revisiting folders again some more

Posted on January 30, 2016

Having settled on a model for folders, I am (very slowly) changing the code to support it. One mildly annoying thing that hadn’t initially occurred to me is that I will actually need to migrate the live system from tags to folders, otherwise I’ll never be able to find my mail again. Still, that should only be a couple of lines of SQL.

Now. Here’s a major snag that I hit. I have been thinking that, since messages-folders is a many-many relation, why not allow a user to store a message in more than one folder? I confess I’ve been a bit vague about whether, from the user’s point of view, this would be i) useful, or ii) confusing, but I was up for implementing and finding out.

But. This introduces a serious problem with the move function. (And, indeed, delete, which is just moving to Waste, of course, although I haven’t got there yet.) If a message may appear in many folders, then to move it we need to know the message, the destination folder, and the source folder.

The only clean way to carry this information is in the URL. It would probably make sense to include the folder everywhere, so rather than:

http://flare.email/tag/General
http://flare.email/message/60558
http://flare.email/move/60558/Waste

we would have something like:

http://flare.email/m/General
http://flare.email/m/General/60558
http://flare.email/m/General/60558/move/Waste

This will all work, of course. It might make more sense to use the ID of the source folder rather than its name. That avoids problems with spaces and other funny characters. And it actually makes authorization quite straightforward: we just need to check if the authenticated user owns the folder.

When I set down to write this post, I thought I was going to conclude that I didn’t like this idea (let’s call it Scheme 2), but it’s not actually so bad.

The alternative is that we insist that each message appears in at most one folder for each user. Then, given a message and a user, we can deduce the unique folder it must be in. (As far as I can see this restriction cannot be expressed in SQL, unless we do something horrid like replicate the folder owner in the FoMe table, which is a pity.)

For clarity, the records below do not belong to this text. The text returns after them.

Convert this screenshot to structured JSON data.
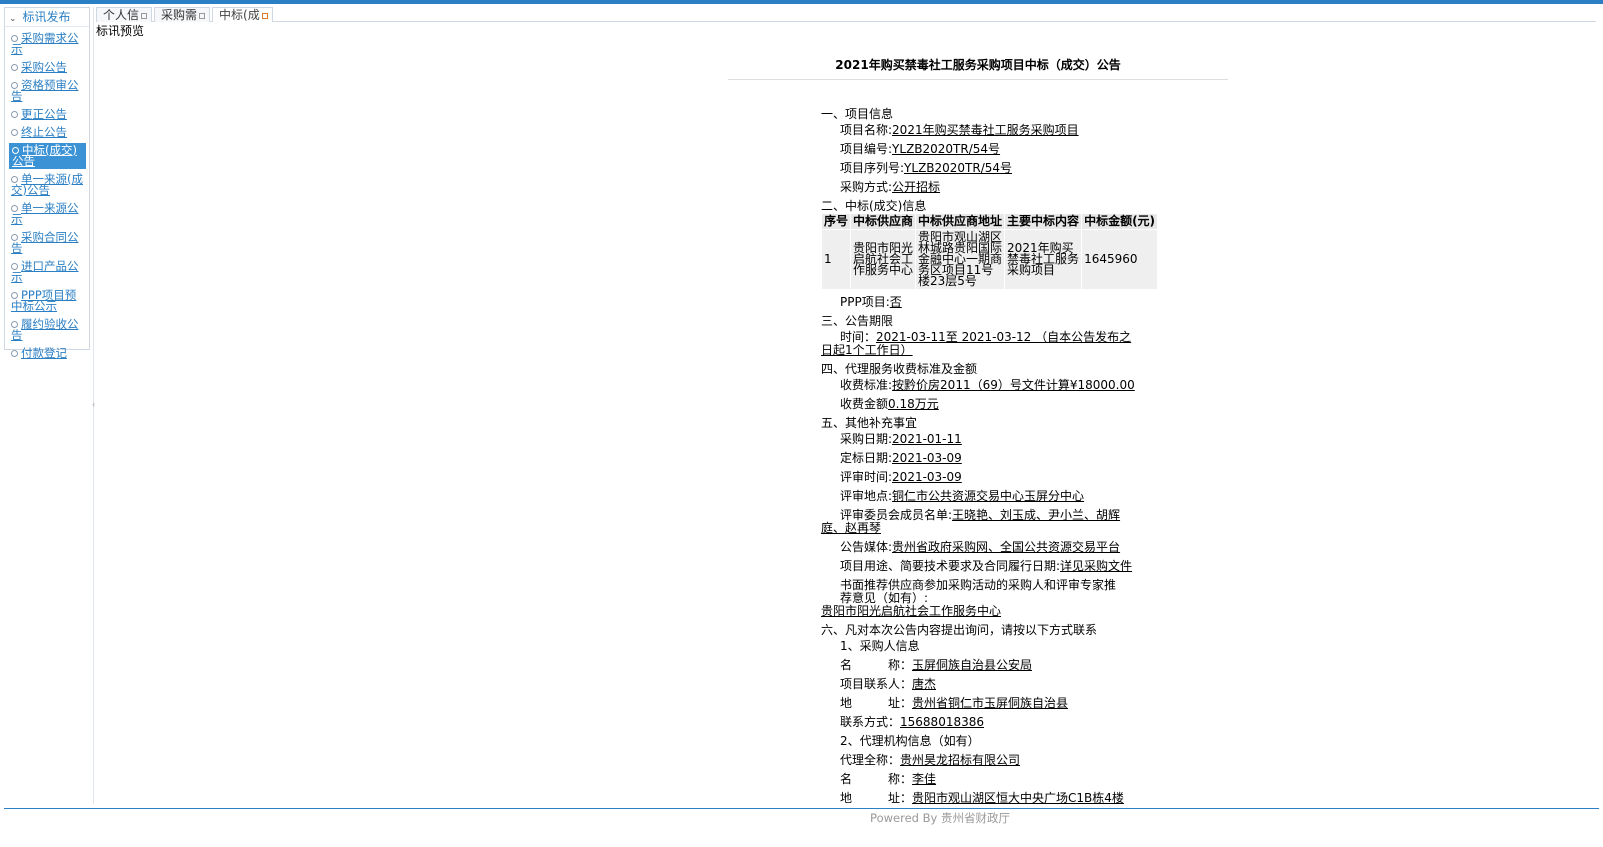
{
  "sidebar": {
    "header": "标讯发布",
    "items": [
      {
        "label": "采购需求公示"
      },
      {
        "label": "采购公告"
      },
      {
        "label": "资格预审公告"
      },
      {
        "label": "更正公告"
      },
      {
        "label": "终止公告"
      },
      {
        "label": "中标(成交)公告",
        "active": true
      },
      {
        "label": "单一来源(成交)公告"
      },
      {
        "label": "单一来源公示"
      },
      {
        "label": "采购合同公告"
      },
      {
        "label": "进口产品公示"
      },
      {
        "label": "PPP项目预中标公示"
      },
      {
        "label": "履约验收公告"
      },
      {
        "label": "付款登记"
      }
    ]
  },
  "tabs": [
    {
      "label": "个人信"
    },
    {
      "label": "采购需"
    },
    {
      "label": "中标(成",
      "active": true
    }
  ],
  "preview_label": "标讯预览",
  "document": {
    "title": "2021年购买禁毒社工服务采购项目中标（成交）公告",
    "s1": {
      "heading": "一、项目信息",
      "name_label": "项目名称:",
      "name_value": "2021年购买禁毒社工服务采购项目",
      "code_label": "项目编号:",
      "code_value": "YLZB2020TR/54号",
      "serial_label": "项目序列号:",
      "serial_value": "YLZB2020TR/54号",
      "method_label": "采购方式:",
      "method_value": "公开招标"
    },
    "s2": {
      "heading": "二、中标(成交)信息",
      "headers": [
        "序号",
        "中标供应商",
        "中标供应商地址",
        "主要中标内容",
        "中标金额(元)"
      ],
      "row": [
        "1",
        "贵阳市阳光启航社会工作服务中心",
        "贵阳市观山湖区林城路贵阳国际金融中心一期商务区项目11号楼23层5号",
        "2021年购买禁毒社工服务采购项目",
        "1645960"
      ],
      "ppp_label": "PPP项目:",
      "ppp_value": "否"
    },
    "s3": {
      "heading": "三、公告期限",
      "time_label": "时间：",
      "time_value": "2021-03-11至 2021-03-12 （自本公告发布之日起1个工作日）"
    },
    "s4": {
      "heading": "四、代理服务收费标准及金额",
      "std_label": "收费标准:",
      "std_value": "按黔价房2011（69）号文件计算¥18000.00",
      "amt_label": "收费金额",
      "amt_value": "0.18万元"
    },
    "s5": {
      "heading": "五、其他补充事宜",
      "pdate_label": "采购日期:",
      "pdate_value": "2021-01-11",
      "adate_label": "定标日期:",
      "adate_value": "2021-03-09",
      "rtime_label": "评审时间:",
      "rtime_value": "2021-03-09",
      "rplace_label": "评审地点:",
      "rplace_value": "铜仁市公共资源交易中心玉屏分中心",
      "members_label": "评审委员会成员名单:",
      "members_value": "王晓艳、刘玉成、尹小兰、胡辉庭、赵再琴",
      "media_label": "公告媒体:",
      "media_value": "贵州省政府采购网、全国公共资源交易平台",
      "usage_label": "项目用途、简要技术要求及合同履行日期:",
      "usage_value": "详见采购文件",
      "recommend_label": "书面推荐供应商参加采购活动的采购人和评审专家推荐意见（如有）:",
      "recommend_value": "贵阳市阳光启航社会工作服务中心"
    },
    "s6": {
      "heading": "六、凡对本次公告内容提出询问，请按以下方式联系",
      "p1_heading": "1、采购人信息",
      "p1_name_label": "名　　　称：",
      "p1_name_value": "玉屏侗族自治县公安局",
      "p1_contact_label": "项目联系人：",
      "p1_contact_value": "唐杰",
      "p1_addr_label": "地　　　址：",
      "p1_addr_value": "贵州省铜仁市玉屏侗族自治县",
      "p1_phone_label": "联系方式：",
      "p1_phone_value": "15688018386",
      "p2_heading": "2、代理机构信息（如有）",
      "p2_full_label": "代理全称：",
      "p2_full_value": "贵州昊龙招标有限公司",
      "p2_name_label": "名　　　称：",
      "p2_name_value": "李佳",
      "p2_addr_label": "地　　　址：",
      "p2_addr_value": "贵阳市观山湖区恒大中央广场C1B栋4楼"
    }
  },
  "footer": "Powered By 贵州省财政厅",
  "colors": {
    "accent": "#2b7fc4",
    "active_item_bg": "#3b93d6",
    "table_header_bg": "#e8e8e8"
  }
}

This is broadly similar to the existing scheme (so I’ll call it Scheme 1). It means we don’t have to mess with URLs, which admittedly is a minor consideration. It also means we won’t be able to conduct the one message in many folders experiment.

Now, is there anything wrong with Scheme 2, and one message in many folders? Yes, there really is. It works fine when we are viewing messages through folders. But of course, there are (or will be) other ways to view messages, such as tags and searches. Suppose I am looking at all my important messages, via a URL luch as:

http://flare.email/tag/important

One would expect to see a list of links to messages, very much like a folder view. But in Scheme 2, what on earth do the links look like? Either we have to pick an arbitrary folder of the (possibly) many, or we have folderless links, which then won’t allow you to do much with the message (not even delete it). Or, I suppose, we could list messages more than once (for every folder they were found in)!

No no no. This is compelling: one message in many folders is Just Wrong, and we don’t need Scheme 2. (I’m rather glad that I’ve thought this through now, and didn’t start implementing Scheme 2, only to make this dreadful discovery somewhere down the road.)

The only remaining question at this point is whether we can do anything to enforce one message in one folder (per user) in SQL. Obviously we could store user ids in the FoMe table, and enforce Unique Message User. But then we either have to duplicate the user id in the Folder table, or not. If we do, then we again have a condition that SQL cannot enforce. If we don’t, then we’re back to folders disappearing when empty.

Another idea has just occurred to me. Is it worth revisiting the idea that a message is shared between users by sharing the Message table entry? Dropping that would simplify things quite a bit. So long as we’re storing the actual messages outside the database, we can continue to share those. Hmm… I think I need another post to explore this one.